…plus skin diving and teaching kids about shovelnose guitarfish. Which is a real animal.
Obviously it was awesome.
Now, over a decade later, we are dragging our old, busted selves back in an attempt to re-live those magical, youthful, carefree moments by running this:
The best laid plans of mice and men…
We tried to recruit some old friends to run with us, but no one bit (weird).
But for reals, I am very excited about this. I considered downgrading to the half when no one else would join, but in the end decided if I’m ever going to run another marathon it was going to be this one. Yes, it will be hilly. And hard. But it will be beautiful, and challenging, and full of memories, and I’ll be running in a place I love with my favorite running partner. What more could you ask for.
This is going to be the most boring race report ever.
Two weeks ago I drove up to Sunnyvale for the Del Valle 10K. I left crazypants with Mimi and Grandpa, and stayed with some old friends who were fantastic hosts/fellow racers/support crew. We got up around 5 the following morning and made the drive out to Livermore. The water was a really nice 71 degrees, the sun was out…pretty ideal.
My strategy was to go out really, really easy and hang on. Because I was terrified of not finishing.
The course was 4 x 2,500m loop around a lake.
So I went out easy.

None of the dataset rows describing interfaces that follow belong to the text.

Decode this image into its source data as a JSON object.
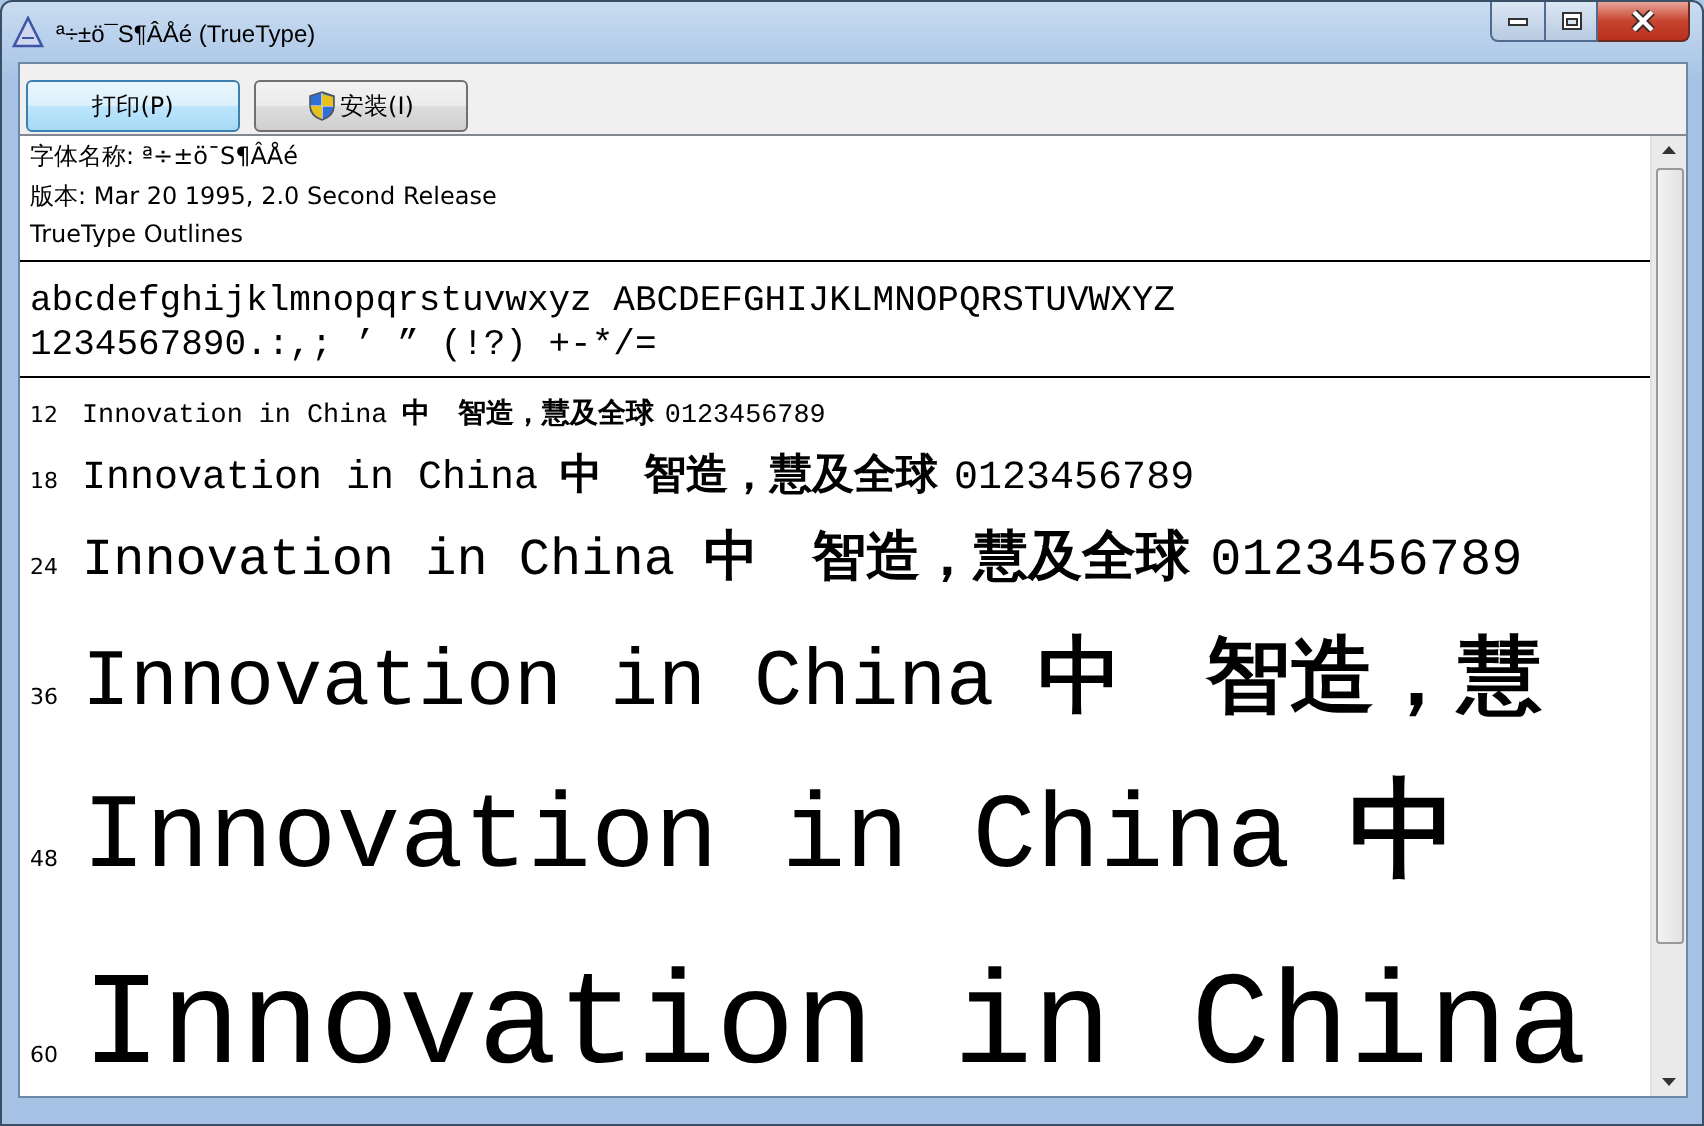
{
  "window": {
    "title": "ª÷±ö¯S¶ÂÅé (TrueType)"
  },
  "toolbar": {
    "buttons": [
      {
        "label": "打印(P)",
        "kind": "plain",
        "focused": true
      },
      {
        "label": "安装(I)",
        "kind": "shield",
        "focused": false
      }
    ]
  },
  "font_info": [
    "字体名称: ª÷±ö¯S¶ÂÅé",
    "版本: Mar 20 1995, 2.0 Second Release",
    "TrueType Outlines"
  ],
  "character_set": [
    "abcdefghijklmnopqrstuvwxyz ABCDEFGHIJKLMNOPQRSTUVWXYZ",
    "1234567890.:,; ’ ” (!?) +-*/="
  ],
  "samples": [
    {
      "size": "12",
      "latin": "Innovation in China",
      "cjk": "中　智造，慧及全球",
      "digits": "0123456789"
    },
    {
      "size": "18",
      "latin": "Innovation in China",
      "cjk": "中　智造，慧及全球",
      "digits": "0123456789"
    },
    {
      "size": "24",
      "latin": "Innovation in China",
      "cjk": "中　智造，慧及全球",
      "digits": "0123456789"
    },
    {
      "size": "36",
      "latin": "Innovation in China",
      "cjk": "中　智造，慧"
    },
    {
      "size": "48",
      "latin": "Innovation in China",
      "cjk": "中"
    },
    {
      "size": "60",
      "latin": "Innovation in China"
    }
  ]
}
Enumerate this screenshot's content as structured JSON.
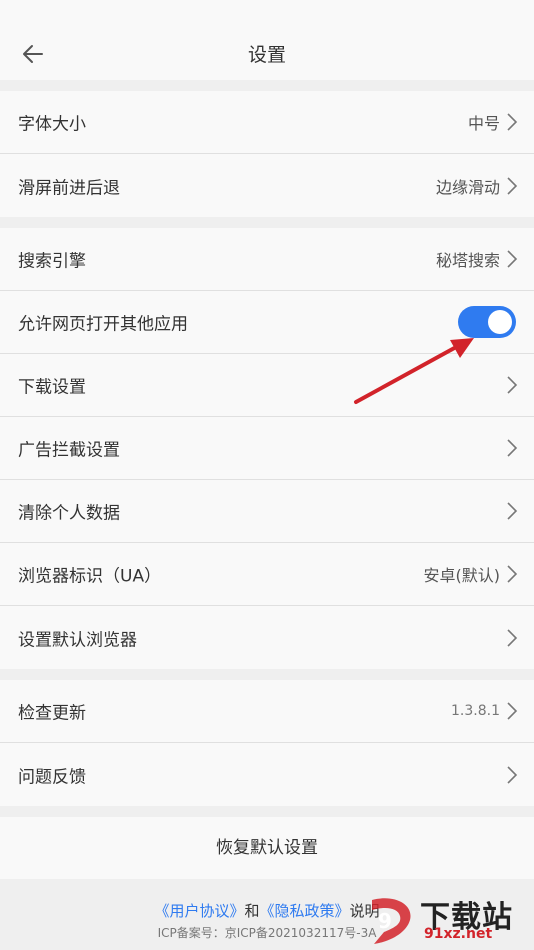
{
  "header": {
    "title": "设置",
    "back_icon": "arrow-left-icon"
  },
  "groups": [
    {
      "items": [
        {
          "label": "字体大小",
          "value": "中号"
        },
        {
          "label": "滑屏前进后退",
          "value": "边缘滑动"
        }
      ]
    },
    {
      "items": [
        {
          "label": "搜索引擎",
          "value": "秘塔搜索"
        },
        {
          "label": "允许网页打开其他应用",
          "toggle": true
        },
        {
          "label": "下载设置"
        },
        {
          "label": "广告拦截设置"
        },
        {
          "label": "清除个人数据"
        },
        {
          "label": "浏览器标识（UA）",
          "value": "安卓(默认)"
        },
        {
          "label": "设置默认浏览器"
        }
      ]
    },
    {
      "items": [
        {
          "label": "检查更新",
          "value": "1.3.8.1"
        },
        {
          "label": "问题反馈"
        }
      ]
    }
  ],
  "reset_label": "恢复默认设置",
  "footer": {
    "user_agreement": "《用户协议》",
    "and": "和",
    "privacy_policy": "《隐私政策》",
    "explain": "说明",
    "icp": "ICP备案号：京ICP备2021032117号-3A"
  },
  "watermark": {
    "main": "下载站",
    "sub": "91xz.net"
  },
  "colors": {
    "accent": "#2f7bf0",
    "annotation_arrow": "#d2232a"
  }
}
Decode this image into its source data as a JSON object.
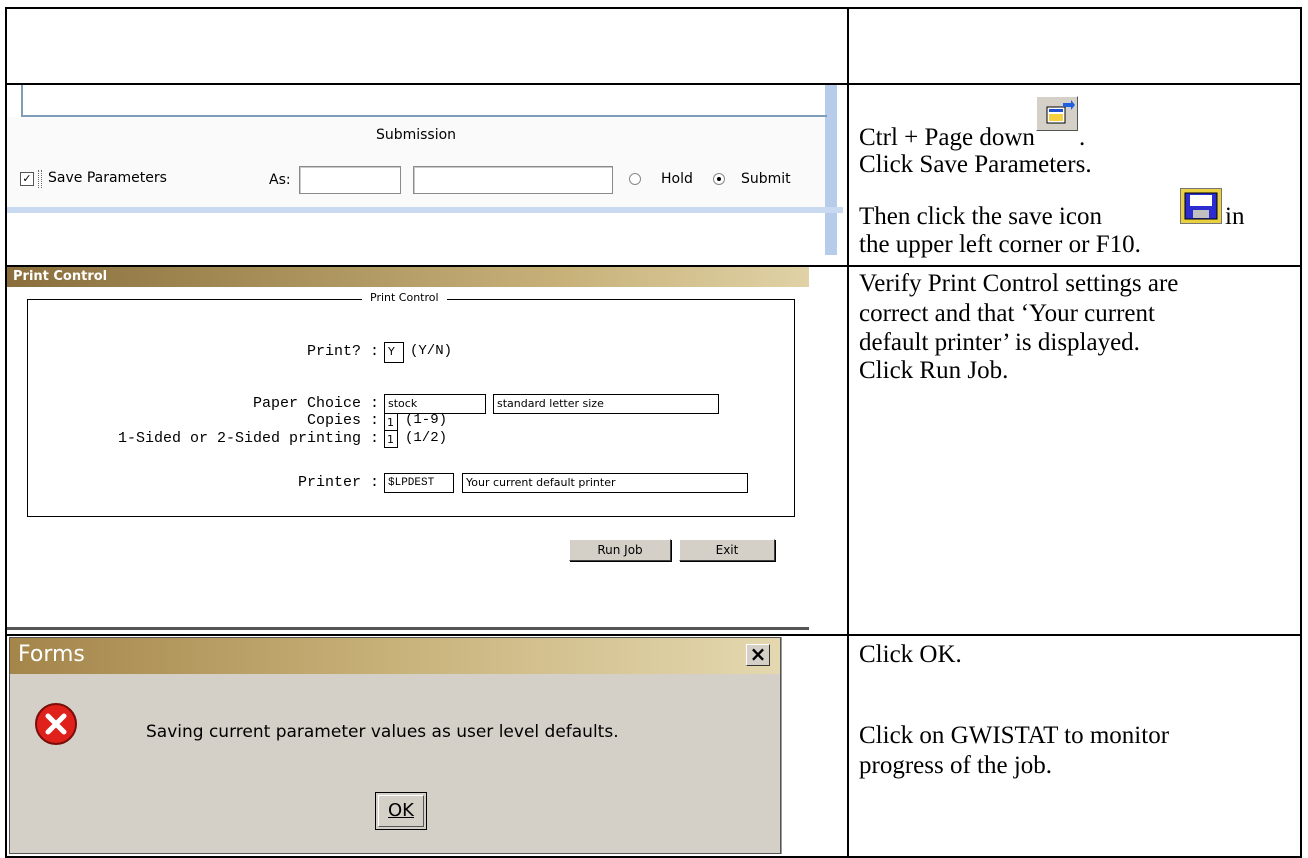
{
  "row2": {
    "submission_title": "Submission",
    "save_params_label": "Save Parameters",
    "as_label": "As:",
    "hold_label": "Hold",
    "submit_label": "Submit",
    "instr_line1": "Ctrl + Page down",
    "instr_line1_end": ".",
    "instr_line2": "Click Save Parameters.",
    "instr_line3_a": "Then click the save icon",
    "instr_line3_b": "in",
    "instr_line4": "the upper left corner or F10."
  },
  "row3": {
    "window_title": "Print Control",
    "group_title": "Print Control",
    "print_label": "Print? :",
    "print_value": "Y",
    "print_hint": "(Y/N)",
    "paper_label": "Paper Choice :",
    "paper_value": "stock",
    "paper_desc": "standard letter size",
    "copies_label": "Copies :",
    "copies_value": "1",
    "copies_hint": "(1-9)",
    "sided_label": "1-Sided or 2-Sided printing :",
    "sided_value": "1",
    "sided_hint": "(1/2)",
    "printer_label": "Printer :",
    "printer_value": "$LPDEST",
    "printer_desc": "Your current default printer",
    "run_job_label": "Run Job",
    "exit_label": "Exit",
    "instr": [
      "Verify Print Control settings are",
      "correct and that ‘Your current",
      "default printer’ is displayed.",
      "Click Run Job."
    ]
  },
  "row4": {
    "dialog_title": "Forms",
    "close_glyph": "×",
    "message": "Saving current parameter values as user level defaults.",
    "ok_label": "OK",
    "instr1": "Click OK.",
    "instr2": [
      "Click on GWISTAT to monitor",
      "progress of the job."
    ]
  },
  "colors": {
    "titlebar_gold": "#c8b27a",
    "dialog_bg": "#d4d0c8",
    "error_red": "#e0201a",
    "window_blue": "#a8c4e8"
  }
}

Like, suuuuuuper easy. For the first 7.5K. That is a very long time to swim easy. Fortunately I had this song to keep me company:
The. whole. time.
Lap 1: 39+ min
Lap 2: 42+ min
Lap 3: 41+min
Lap 4: 41+min
With about a 30 second break between loops 2 + 3, and 3 + 4 (I just swam by the aid station after the first lap, didn’t need a break).
Total time: 2:44:xx
Strategy made for a boring race, but it worked! I broke 3 hours, didn’t faceplant running up the ramp (which I was nervous about), and came out honestly feeling fine. I thought I could have gone further (though in retrospect, I felt like I picked it up at the end, when in reality it looks like I just held steady).
Aside from a foot/leg cramp towards the end of lap 3 that I thought was going to be the end of my race, but somehow miraculously disappeared, there was little to no excitement. I spent a lot of lap 2 worrying about a turtle biting me.
time for beer
I finished not sore, surprisingly not too exhausted, and feeling like I need to do another 10K to see if I can actually race it. …then proceeded to not swim for what is now going on 2 weeks and promptly got out of shape.